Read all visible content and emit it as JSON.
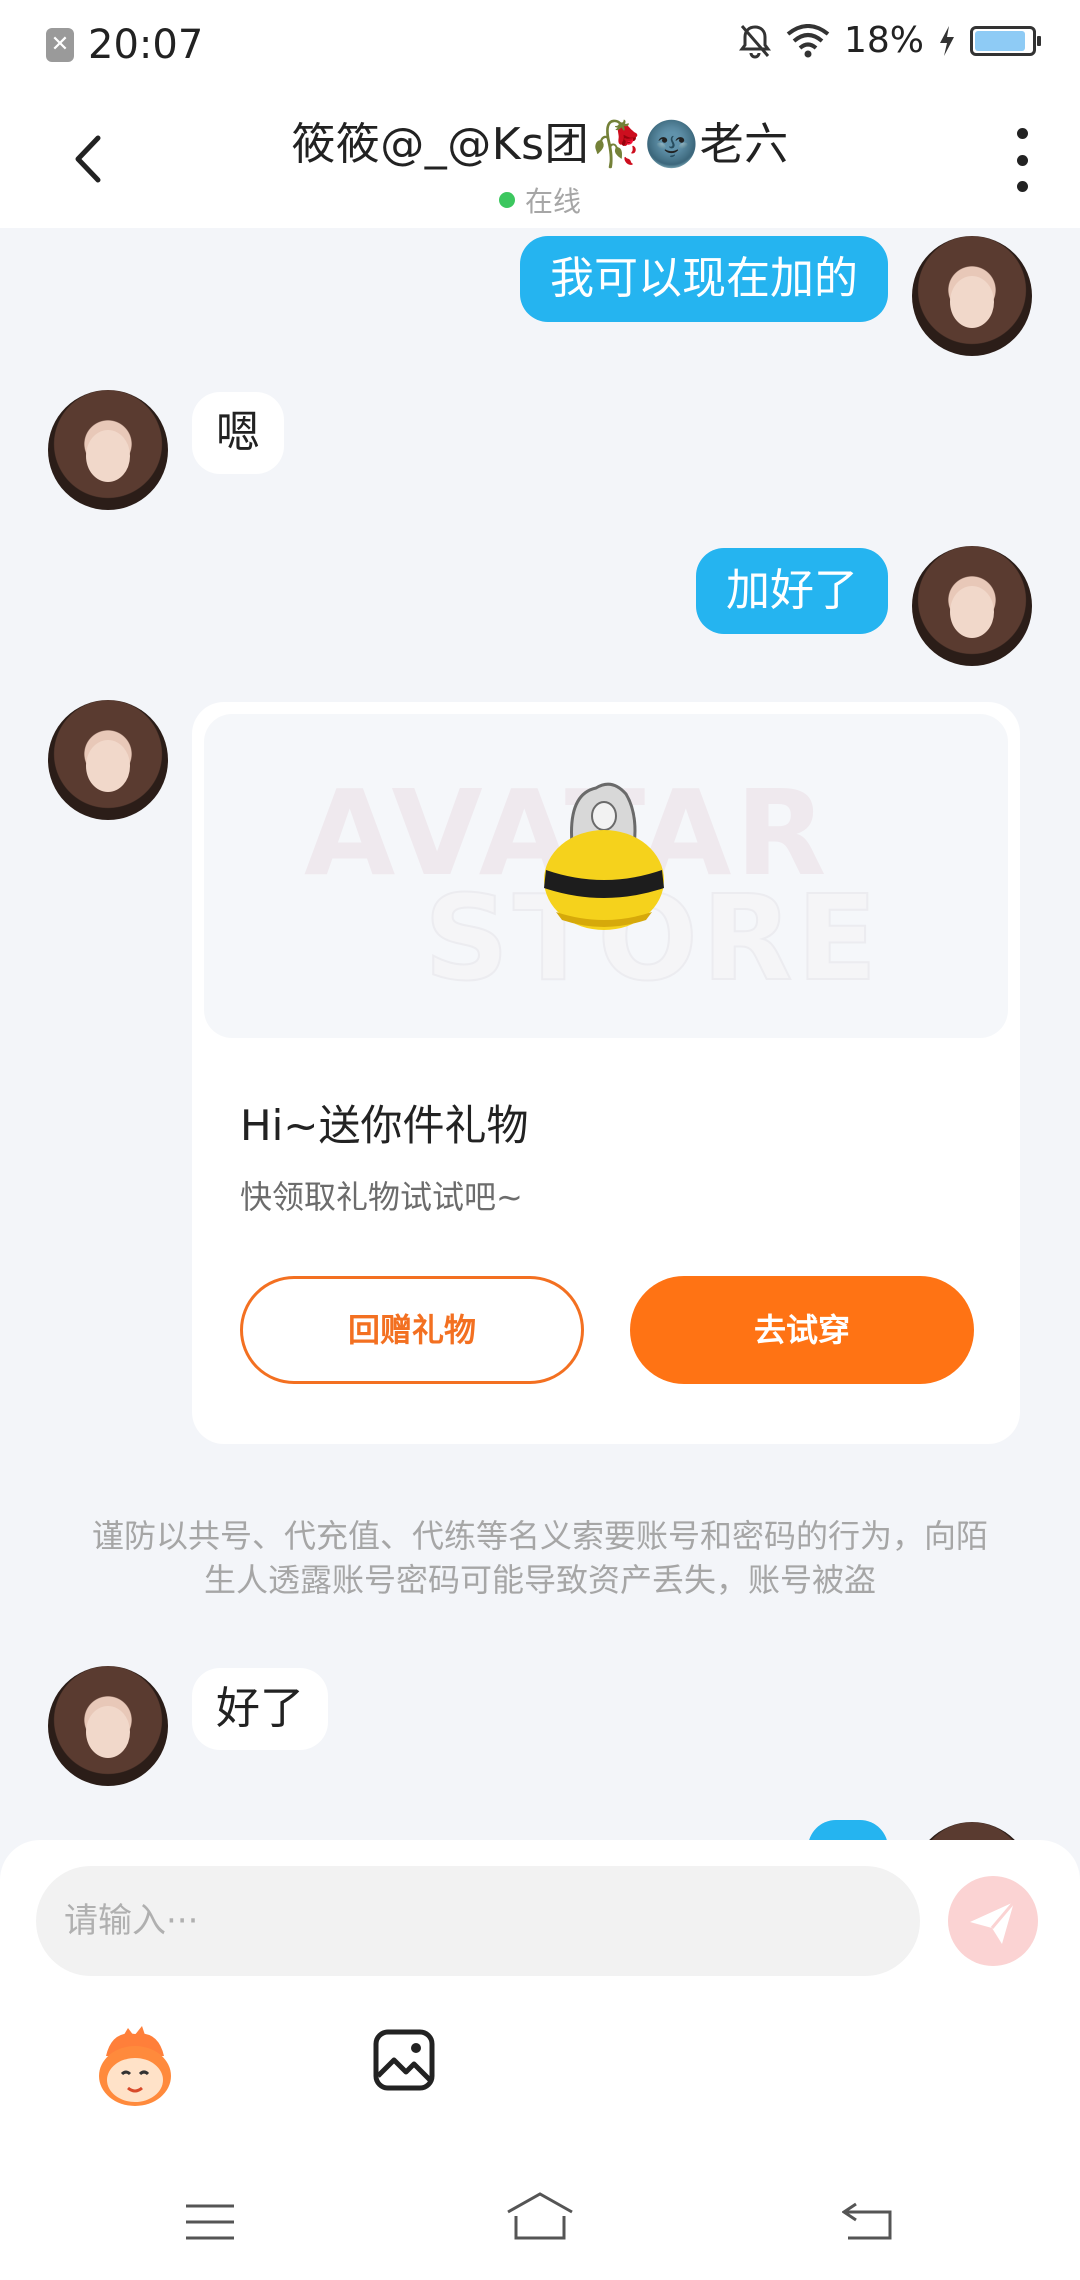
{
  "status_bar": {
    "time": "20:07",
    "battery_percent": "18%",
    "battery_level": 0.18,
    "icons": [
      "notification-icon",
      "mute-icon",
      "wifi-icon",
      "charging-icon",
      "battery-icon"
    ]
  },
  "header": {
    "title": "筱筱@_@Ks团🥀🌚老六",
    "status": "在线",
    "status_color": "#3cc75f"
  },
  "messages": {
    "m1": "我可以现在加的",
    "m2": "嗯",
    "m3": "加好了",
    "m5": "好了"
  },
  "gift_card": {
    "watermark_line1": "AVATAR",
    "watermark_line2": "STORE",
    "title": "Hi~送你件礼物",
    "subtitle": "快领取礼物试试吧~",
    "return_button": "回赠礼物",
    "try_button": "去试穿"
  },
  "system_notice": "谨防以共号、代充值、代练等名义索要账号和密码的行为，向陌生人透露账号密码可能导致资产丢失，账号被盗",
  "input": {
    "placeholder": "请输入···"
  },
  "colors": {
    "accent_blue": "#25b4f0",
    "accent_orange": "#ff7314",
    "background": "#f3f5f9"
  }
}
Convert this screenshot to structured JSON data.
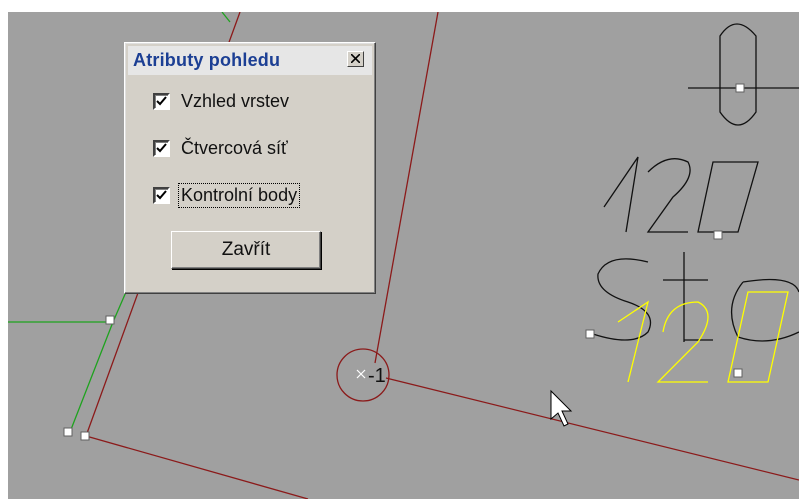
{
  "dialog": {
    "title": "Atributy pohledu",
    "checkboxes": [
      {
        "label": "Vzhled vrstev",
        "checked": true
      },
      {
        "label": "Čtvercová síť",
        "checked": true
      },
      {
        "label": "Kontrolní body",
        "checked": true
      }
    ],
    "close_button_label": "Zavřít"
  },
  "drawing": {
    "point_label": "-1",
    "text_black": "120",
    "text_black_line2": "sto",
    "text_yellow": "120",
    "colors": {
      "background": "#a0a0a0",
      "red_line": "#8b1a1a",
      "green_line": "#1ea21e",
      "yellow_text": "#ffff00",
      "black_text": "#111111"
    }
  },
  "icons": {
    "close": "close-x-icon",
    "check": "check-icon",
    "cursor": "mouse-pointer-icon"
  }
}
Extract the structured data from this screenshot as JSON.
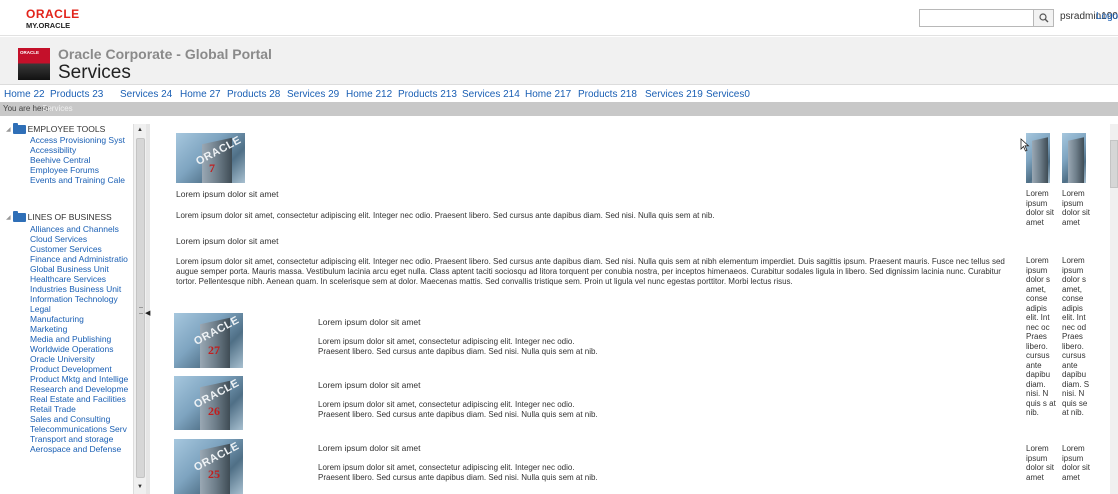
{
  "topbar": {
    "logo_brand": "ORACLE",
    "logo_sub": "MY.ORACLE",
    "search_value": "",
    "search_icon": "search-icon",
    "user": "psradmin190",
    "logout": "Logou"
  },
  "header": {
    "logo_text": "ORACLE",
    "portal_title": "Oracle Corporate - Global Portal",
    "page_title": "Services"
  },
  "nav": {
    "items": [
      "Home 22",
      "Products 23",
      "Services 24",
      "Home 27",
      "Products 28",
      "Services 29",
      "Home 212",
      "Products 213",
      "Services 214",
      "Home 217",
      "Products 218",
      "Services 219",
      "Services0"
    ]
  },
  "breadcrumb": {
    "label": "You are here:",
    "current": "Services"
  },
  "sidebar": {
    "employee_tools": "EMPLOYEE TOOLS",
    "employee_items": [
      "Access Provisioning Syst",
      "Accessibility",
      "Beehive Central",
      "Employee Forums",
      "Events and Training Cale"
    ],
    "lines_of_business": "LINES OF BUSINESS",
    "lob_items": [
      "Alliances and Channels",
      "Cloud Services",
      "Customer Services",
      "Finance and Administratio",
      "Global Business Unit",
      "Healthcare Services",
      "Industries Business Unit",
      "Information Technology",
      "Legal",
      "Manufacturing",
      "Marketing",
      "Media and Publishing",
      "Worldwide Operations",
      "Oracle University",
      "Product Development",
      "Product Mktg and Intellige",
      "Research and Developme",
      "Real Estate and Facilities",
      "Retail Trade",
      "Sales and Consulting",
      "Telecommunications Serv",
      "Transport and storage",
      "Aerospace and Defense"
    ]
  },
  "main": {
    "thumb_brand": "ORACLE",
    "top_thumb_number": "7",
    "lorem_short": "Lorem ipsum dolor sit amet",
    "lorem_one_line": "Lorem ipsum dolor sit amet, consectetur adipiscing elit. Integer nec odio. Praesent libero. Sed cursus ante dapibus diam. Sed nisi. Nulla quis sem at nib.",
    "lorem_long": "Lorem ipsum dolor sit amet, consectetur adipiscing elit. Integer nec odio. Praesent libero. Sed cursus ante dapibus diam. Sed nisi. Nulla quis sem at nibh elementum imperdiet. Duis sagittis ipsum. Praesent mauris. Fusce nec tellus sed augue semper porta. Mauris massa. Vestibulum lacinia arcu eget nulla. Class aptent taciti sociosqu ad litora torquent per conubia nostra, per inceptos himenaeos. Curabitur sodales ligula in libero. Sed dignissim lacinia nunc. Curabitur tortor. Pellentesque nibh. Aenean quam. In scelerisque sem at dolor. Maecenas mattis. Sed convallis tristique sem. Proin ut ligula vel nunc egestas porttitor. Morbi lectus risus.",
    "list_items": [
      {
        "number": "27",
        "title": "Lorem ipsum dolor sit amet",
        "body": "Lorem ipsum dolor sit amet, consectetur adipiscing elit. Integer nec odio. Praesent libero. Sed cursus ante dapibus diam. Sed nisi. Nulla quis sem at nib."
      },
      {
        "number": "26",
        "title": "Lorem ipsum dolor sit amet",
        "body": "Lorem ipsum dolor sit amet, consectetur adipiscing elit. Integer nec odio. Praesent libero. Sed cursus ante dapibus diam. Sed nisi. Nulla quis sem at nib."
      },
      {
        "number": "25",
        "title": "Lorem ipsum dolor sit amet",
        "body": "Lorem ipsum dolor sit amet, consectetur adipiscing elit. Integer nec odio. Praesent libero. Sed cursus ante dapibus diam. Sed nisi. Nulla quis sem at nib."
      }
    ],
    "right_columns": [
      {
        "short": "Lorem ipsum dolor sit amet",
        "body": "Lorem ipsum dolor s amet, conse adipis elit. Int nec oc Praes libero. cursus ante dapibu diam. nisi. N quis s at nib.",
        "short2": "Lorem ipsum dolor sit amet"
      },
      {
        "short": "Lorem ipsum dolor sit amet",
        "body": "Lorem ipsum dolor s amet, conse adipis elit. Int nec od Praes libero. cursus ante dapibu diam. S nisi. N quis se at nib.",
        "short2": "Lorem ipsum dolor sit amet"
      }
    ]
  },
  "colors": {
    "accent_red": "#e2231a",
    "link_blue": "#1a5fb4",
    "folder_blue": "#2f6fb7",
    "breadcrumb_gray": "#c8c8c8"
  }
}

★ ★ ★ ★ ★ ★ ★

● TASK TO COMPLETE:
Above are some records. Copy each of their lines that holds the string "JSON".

● SOLVED PROBLEM:
Read all visible content and emit it as JSON.
Convert this screenshot to structured JSON data.
Extract the structured data from this screenshot as JSON.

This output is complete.